Return every line from the records below in which the word "Desktop" is found.
══ DATA IN THIS EXERCISE ══
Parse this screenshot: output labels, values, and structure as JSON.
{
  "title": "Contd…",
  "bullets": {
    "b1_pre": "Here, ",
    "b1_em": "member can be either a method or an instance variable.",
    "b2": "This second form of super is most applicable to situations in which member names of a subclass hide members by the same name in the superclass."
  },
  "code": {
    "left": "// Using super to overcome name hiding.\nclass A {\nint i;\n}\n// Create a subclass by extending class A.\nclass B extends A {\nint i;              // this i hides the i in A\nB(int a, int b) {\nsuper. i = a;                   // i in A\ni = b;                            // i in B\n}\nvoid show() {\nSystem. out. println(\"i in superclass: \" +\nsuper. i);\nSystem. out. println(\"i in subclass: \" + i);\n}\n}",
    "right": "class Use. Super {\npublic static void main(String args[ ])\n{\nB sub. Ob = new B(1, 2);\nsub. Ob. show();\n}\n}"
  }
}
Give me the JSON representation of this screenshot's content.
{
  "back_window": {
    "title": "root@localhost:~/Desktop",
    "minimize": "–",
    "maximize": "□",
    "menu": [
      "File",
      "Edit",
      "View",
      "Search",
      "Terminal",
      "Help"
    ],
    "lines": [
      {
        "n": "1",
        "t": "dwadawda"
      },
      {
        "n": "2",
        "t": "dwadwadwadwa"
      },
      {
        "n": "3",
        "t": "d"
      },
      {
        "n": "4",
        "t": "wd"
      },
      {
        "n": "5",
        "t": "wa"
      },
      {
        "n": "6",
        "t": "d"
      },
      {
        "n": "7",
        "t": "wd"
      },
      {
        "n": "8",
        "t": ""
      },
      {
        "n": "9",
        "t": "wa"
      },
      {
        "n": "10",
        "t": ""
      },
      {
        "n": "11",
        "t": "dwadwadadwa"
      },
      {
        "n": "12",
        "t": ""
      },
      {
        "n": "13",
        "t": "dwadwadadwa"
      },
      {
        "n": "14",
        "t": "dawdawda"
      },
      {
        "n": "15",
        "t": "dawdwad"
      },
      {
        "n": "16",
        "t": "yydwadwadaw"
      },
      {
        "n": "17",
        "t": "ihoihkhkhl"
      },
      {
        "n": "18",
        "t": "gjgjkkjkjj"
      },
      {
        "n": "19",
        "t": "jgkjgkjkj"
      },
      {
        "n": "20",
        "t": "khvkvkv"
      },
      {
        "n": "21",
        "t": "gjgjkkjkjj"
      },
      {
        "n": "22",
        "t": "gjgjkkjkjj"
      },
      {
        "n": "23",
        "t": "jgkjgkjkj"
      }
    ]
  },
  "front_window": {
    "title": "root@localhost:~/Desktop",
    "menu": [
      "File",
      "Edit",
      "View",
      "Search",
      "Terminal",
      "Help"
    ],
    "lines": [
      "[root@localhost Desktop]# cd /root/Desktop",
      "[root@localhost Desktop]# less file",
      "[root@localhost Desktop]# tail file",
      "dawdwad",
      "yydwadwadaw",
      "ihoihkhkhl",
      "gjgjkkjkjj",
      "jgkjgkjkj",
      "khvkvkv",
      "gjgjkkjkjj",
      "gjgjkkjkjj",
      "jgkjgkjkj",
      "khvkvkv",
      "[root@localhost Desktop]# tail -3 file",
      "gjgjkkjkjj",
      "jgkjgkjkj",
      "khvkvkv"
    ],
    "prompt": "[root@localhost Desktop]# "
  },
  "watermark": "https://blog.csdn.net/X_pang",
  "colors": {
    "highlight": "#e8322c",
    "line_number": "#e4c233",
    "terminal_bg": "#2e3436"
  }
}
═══
> WRITTEN SOLUTION
    "title": "root@localhost:~/Desktop",
    "title": "root@localhost:~/Desktop",
      "[root@localhost Desktop]# cd /root/Desktop",
      "[root@localhost Desktop]# less file",
      "[root@localhost Desktop]# tail file",
      "[root@localhost Desktop]# tail -3 file",
    "prompt": "[root@localhost Desktop]# "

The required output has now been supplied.